Problem details. Reproduce the whole of the data exactly.

Web page and app entries
··········
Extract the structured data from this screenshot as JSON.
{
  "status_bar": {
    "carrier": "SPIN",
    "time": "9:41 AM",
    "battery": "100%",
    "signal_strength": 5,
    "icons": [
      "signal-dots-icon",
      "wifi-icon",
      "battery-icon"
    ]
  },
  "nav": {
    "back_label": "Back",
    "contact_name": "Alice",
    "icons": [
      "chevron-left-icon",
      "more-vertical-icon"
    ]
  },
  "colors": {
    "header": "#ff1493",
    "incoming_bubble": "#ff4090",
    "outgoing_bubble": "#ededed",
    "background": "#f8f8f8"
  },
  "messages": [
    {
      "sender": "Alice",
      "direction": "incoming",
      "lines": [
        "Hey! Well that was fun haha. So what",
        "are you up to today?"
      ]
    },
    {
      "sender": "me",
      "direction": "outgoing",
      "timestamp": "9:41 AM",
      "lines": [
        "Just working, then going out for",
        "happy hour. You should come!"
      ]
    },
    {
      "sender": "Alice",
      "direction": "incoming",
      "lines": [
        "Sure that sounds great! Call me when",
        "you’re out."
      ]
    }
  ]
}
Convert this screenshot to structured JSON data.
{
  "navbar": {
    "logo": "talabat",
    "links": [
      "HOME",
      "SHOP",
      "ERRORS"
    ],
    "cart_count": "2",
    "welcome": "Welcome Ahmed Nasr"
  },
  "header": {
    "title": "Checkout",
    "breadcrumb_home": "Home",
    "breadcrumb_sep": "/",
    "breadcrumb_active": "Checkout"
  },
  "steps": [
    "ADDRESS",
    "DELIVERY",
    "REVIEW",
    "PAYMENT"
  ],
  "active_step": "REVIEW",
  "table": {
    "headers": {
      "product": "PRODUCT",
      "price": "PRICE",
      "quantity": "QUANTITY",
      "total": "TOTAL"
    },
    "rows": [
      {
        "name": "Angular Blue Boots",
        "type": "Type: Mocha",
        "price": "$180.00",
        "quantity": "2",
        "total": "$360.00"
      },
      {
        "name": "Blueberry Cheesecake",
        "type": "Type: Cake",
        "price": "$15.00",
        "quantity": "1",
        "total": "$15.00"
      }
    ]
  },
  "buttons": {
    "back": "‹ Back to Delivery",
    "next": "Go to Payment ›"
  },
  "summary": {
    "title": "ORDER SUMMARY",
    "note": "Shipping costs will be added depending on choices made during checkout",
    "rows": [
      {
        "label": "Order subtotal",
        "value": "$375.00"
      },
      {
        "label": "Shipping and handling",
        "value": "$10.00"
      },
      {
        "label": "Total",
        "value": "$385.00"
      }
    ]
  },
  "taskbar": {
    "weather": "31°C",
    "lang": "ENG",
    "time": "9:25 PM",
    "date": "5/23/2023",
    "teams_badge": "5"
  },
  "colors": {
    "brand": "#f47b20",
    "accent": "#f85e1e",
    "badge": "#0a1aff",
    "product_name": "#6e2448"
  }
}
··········
Exercise response.
Extract the structured data from this screenshot as JSON.
{
  "status_bar": {
    "carrier": "SPIN",
    "time": "9:41 AM",
    "battery": "100%",
    "signal_strength": 5,
    "icons": [
      "signal-dots-icon",
      "wifi-icon",
      "battery-icon"
    ]
  },
  "nav": {
    "back_label": "Back",
    "contact_name": "Alice",
    "icons": [
      "chevron-left-icon",
      "more-vertical-icon"
    ]
  },
  "colors": {
    "header": "#ff1493",
    "incoming_bubble": "#ff4090",
    "outgoing_bubble": "#ededed",
    "background": "#f8f8f8"
  },
  "messages": [
    {
      "sender": "Alice",
      "direction": "incoming",
      "lines": [
        "Hey! Well that was fun haha. So what",
        "are you up to today?"
      ]
    },
    {
      "sender": "me",
      "direction": "outgoing",
      "timestamp": "9:41 AM",
      "lines": [
        "Just working, then going out for",
        "happy hour. You should come!"
      ]
    },
    {
      "sender": "Alice",
      "direction": "incoming",
      "lines": [
        "Sure that sounds great! Call me when",
        "you’re out."
      ]
    }
  ]
}
Convert this screenshot to structured JSON data.
{
  "navbar": {
    "logo": "talabat",
    "links": [
      "HOME",
      "SHOP",
      "ERRORS"
    ],
    "cart_count": "2",
    "welcome": "Welcome Ahmed Nasr"
  },
  "header": {
    "title": "Checkout",
    "breadcrumb_home": "Home",
    "breadcrumb_sep": "/",
    "breadcrumb_active": "Checkout"
  },
  "steps": [
    "ADDRESS",
    "DELIVERY",
    "REVIEW",
    "PAYMENT"
  ],
  "active_step": "REVIEW",
  "table": {
    "headers": {
      "product": "PRODUCT",
      "price": "PRICE",
      "quantity": "QUANTITY",
      "total": "TOTAL"
    },
    "rows": [
      {
        "name": "Angular Blue Boots",
        "type": "Type: Mocha",
        "price": "$180.00",
        "quantity": "2",
        "total": "$360.00"
      },
      {
        "name": "Blueberry Cheesecake",
        "type": "Type: Cake",
        "price": "$15.00",
        "quantity": "1",
        "total": "$15.00"
      }
    ]
  },
  "buttons": {
    "back": "‹ Back to Delivery",
    "next": "Go to Payment ›"
  },
  "summary": {
    "title": "ORDER SUMMARY",
    "note": "Shipping costs will be added depending on choices made during checkout",
    "rows": [
      {
        "label": "Order subtotal",
        "value": "$375.00"
      },
      {
        "label": "Shipping and handling",
        "value": "$10.00"
      },
      {
        "label": "Total",
        "value": "$385.00"
      }
    ]
  },
  "taskbar": {
    "weather": "31°C",
    "lang": "ENG",
    "time": "9:25 PM",
    "date": "5/23/2023",
    "teams_badge": "5"
  },
  "colors": {
    "brand": "#f47b20",
    "accent": "#f85e1e",
    "badge": "#0a1aff",
    "product_name": "#6e2448"
  }
}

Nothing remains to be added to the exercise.